Author: Jane Knight

Knight, J. (2008). Joint and double degree programmes: vexing questions and issues. Observatory on Borderless Higher Education. Download

Double and joint degree programmes – an important worldwide development in internationalising higher education – but one that is raising questions and eyebrows

This is a quote from the introduction:

"What is meant when one refers to joint, or double or multiple or combined degrees? Are they the same or different? How are they organised? Does a double degree mean ’two for one’? Do the degrees come from ’degree mills’? Does it mean that if you pass exams from all partner institutions offering the same programme you can get multiple degrees? Can you get a Bachelor’s and Master’s degree from different countries by completing a combined and shorter programme of study? Are the qualifications legitimate and recognised? Can students stay at the home institution and get a second foreign degree by taking some extra courses by distance? If students study at the foreign partner institution for two semesters does it mean they get its degree as well? Are double degree programmes the same as twinning programmes? If students complete one joint programme provided by two institutions and get two degrees isn’t this double counting - sort of academic fraud? These questions are not made up - they are real. They come from academics and students who are interested, but unsure, about what a joint or double degree means and involves.
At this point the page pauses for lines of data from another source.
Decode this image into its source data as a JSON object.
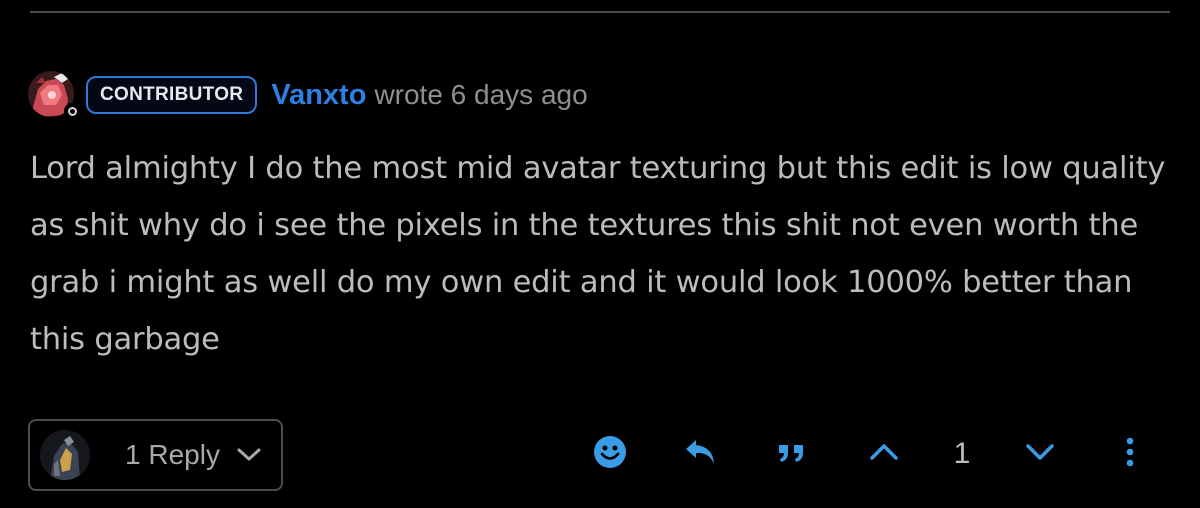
{
  "comment": {
    "badge": "CONTRIBUTOR",
    "author": "Vanxto",
    "meta": "wrote 6 days ago",
    "body": "Lord almighty I do the most mid avatar texturing but this edit is low quality as shit why do i see the pixels in the textures this shit not even worth the grab i might as well do my own edit and it would look 1000% better than this garbage"
  },
  "replies": {
    "label": "1 Reply"
  },
  "actions": {
    "vote_count": "1",
    "icons": [
      "emoji-icon",
      "reply-icon",
      "quote-icon",
      "upvote-icon",
      "downvote-icon",
      "more-icon"
    ]
  },
  "colors": {
    "background": "#000000",
    "accent": "#2d7fe3",
    "icon": "#3a9be6",
    "text": "#bcbcbc",
    "muted": "#8f8f8f",
    "border": "#4c4c4c"
  }
}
Internationalisation of higher education is innovating and growing so quickly that we are seeing many new initiatives as well as unexpected developments and results - both positive and negative. This applies to international collaborative programmes such as double and joint degrees. The interest in them is exploding but so is the confusion. The purpose of this report is to 1) examine the different meanings of double and joint degree programmes around the world and the driving rationales, 2) identify core concepts and elements, and 3) propose a working definition and typology that will help to answer some of these troubling questions and provide some clarity on the meaning, rationales and key issues involved in international joint, double, multiple and combined degree programmes.

It is important to acknowledge that Europe is the leader in raising the importance, identifying the value, and promoting the organisation of these types of collaborative degree programmes. As will be discussed in the report, joint degrees are seen as a principal instrument for developing the European Higher Education Area (EHEA) and for improving the competitiveness of European higher education around the world. But Europe’s leadership does not mean that it has all the answers, a fact it is the first to recognise and which spurs it to undertake important research. Surveys completed by European organisations have identified many issues associated with joint and double degree and have produced guidelines of good practice. Many recognised experts and studies have specifically addressed the vexing issue of defining terms and identifying key concepts and challenges1. This report acknowledges and builds on the foundational work of these experts and tries to develop a typology that will relate to institutions and organisations in all regions of the world. It is a daunting challenge and thus the proposed working definitions are definitely a work in progress. The analysis may raise more questions than answers. But, if this in turn makes international educators give more attention to the subject of joint and double degrees, the goal will be met."


See also